5 blocks from the holding area, we parked the van, and ran to join the
rest of the crew. We all made it, but I had to pick up the "marching" T
shirt after the ceremonies. (nice because they are long sleeved and
in colors other than the purple of the crew shirts -- I now have about 10 purple T's from the years I have done the ride)
Closing ceremonies were as they have always been (tho I do miss James Earl Jones as the speaker). If you haven't done a similar sort of ride, I can't explain it to you. (if you have done it, I won't need to). We cheered, cried, and hugged each other. Bikes were raised over heads. Water bottles were emptied over each other. At least one rider had champagne to spray.
Now I was in manhattan, wearing one of my crew's backpack (we split
her gear between several of us so she could keep up on the run to the ceremony,
I had left my gear with the truck on Randalls). My original plan for getting
me and gear home had fallen thru, so I had 500 lb. of tools (including
my welding tanks which are a little difficult to legally transport - I
doubt Amtrak would have let me bring them for example) on an island 8 miles
away. Time to improvise. Went to the area where bikes were getting disassembled
and packed up for shipping back to Boston, and was able to re-unite the
pack with its owner. One
Several of the luggage trucks were now empty and had to get moved off 15'th before the city did it for us. Good, a way to get me and gear in the same place, so I offered to help ferry them.

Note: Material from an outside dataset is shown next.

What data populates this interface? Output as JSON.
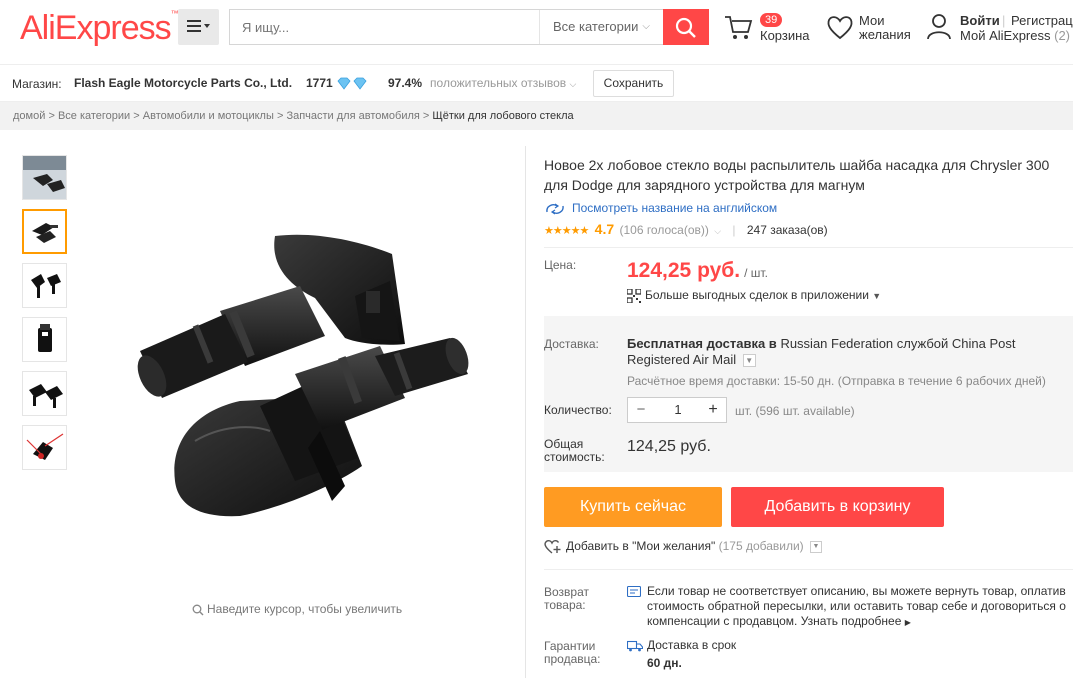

I found myself blasting thru the streets of Manhattan in an empty 20'
truck, trying to keep the other drivers from getting between me and the
van I was following. The driver of the post office truck got pissed
when I didn't let him cut me off.. The trucks get lively when empty.
Over some of the onstreet "whoops", I managed to "catch some air" at only
25 mph... After sitting around the truck parking lot for an hour or two,
I managed to find a group that was ferrying one of the
passenger vans back to Boston, and only had 6 instead of 15 passengers, so I could fit my tools inside. (it was a challenge). Got home at about 2 am. (as mentioned earlier, the day had started at 4 am).
Yes, I already signed up to run things again next year. Any journeyman mechanics that want a 3 day crash course in advanced bike repair, let me know. (any master mechanics that can help give said course especially welcome). I find it fun -- you see a huge variety of bikes, have a bin of parts that you aren't paying for, experts to look over your shoulder when needed, and neat is not a priority. If you get them rolling again, you are a hero to a rider.
This year with the reduced mileage (only about 45% of the planned) and no rain riding, we actually had it pretty easy. The folks I rode home with had worked "bike parking".... They got hammered instead. (they had to load and unload all the bikes for the transfer to New Haven. Very long day in open parking garages, during the worst part of the weather)
There were 4 upright tandems on the ride. (down from previous
years). There were at least 8 recumbents, all singles on the ride (up from
prior years). Not sure what the totals would be if Floyd hadn't butted
in. (I am sure that some Boston riders elected to just stay home).
I only had to minister to one of the tandems (stripped head on the allen
bolt in the captains seat clamp). One of Bill Cooks Barcroft recumbents
was in the lead pack on the second day. (needed some zip ties, to
keep his camelback from rubbing on the back wheel). There were two coroplast
faired bikes, a Tour Easy, a Haluzak, and
some others. Frankenbike almost participated.